# [Instructions to follow]
Your task is to copy each line of the material that holds the word "Internet".
+===+
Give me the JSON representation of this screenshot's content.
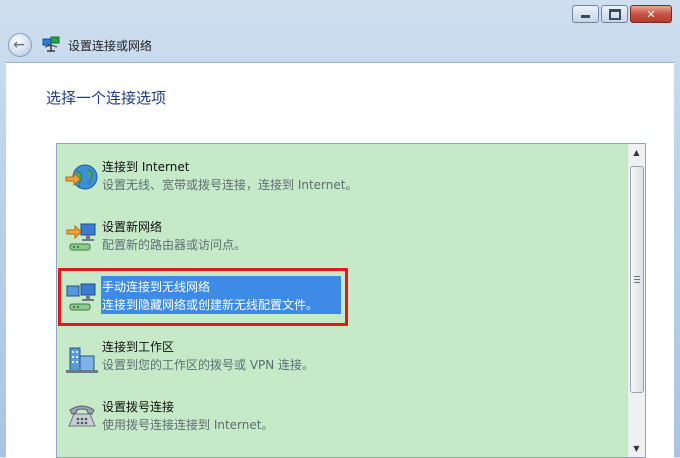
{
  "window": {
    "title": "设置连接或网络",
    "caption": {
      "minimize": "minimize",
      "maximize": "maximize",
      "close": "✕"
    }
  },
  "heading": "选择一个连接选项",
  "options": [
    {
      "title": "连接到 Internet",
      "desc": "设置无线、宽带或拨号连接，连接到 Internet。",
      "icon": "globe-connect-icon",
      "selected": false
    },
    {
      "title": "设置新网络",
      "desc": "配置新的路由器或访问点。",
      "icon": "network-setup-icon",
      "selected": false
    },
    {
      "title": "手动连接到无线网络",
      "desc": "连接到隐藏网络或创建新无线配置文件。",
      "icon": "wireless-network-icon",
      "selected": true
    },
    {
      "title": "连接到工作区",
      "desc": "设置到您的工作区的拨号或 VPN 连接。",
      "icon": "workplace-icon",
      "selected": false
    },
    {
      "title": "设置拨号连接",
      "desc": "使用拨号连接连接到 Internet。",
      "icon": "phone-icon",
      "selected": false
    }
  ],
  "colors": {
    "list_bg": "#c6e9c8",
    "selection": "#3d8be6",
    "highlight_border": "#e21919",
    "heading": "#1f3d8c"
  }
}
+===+
# [Task answer]
      "title": "连接到 Internet",
      "desc": "设置无线、宽带或拨号连接，连接到 Internet。",
      "desc": "使用拨号连接连接到 Internet。",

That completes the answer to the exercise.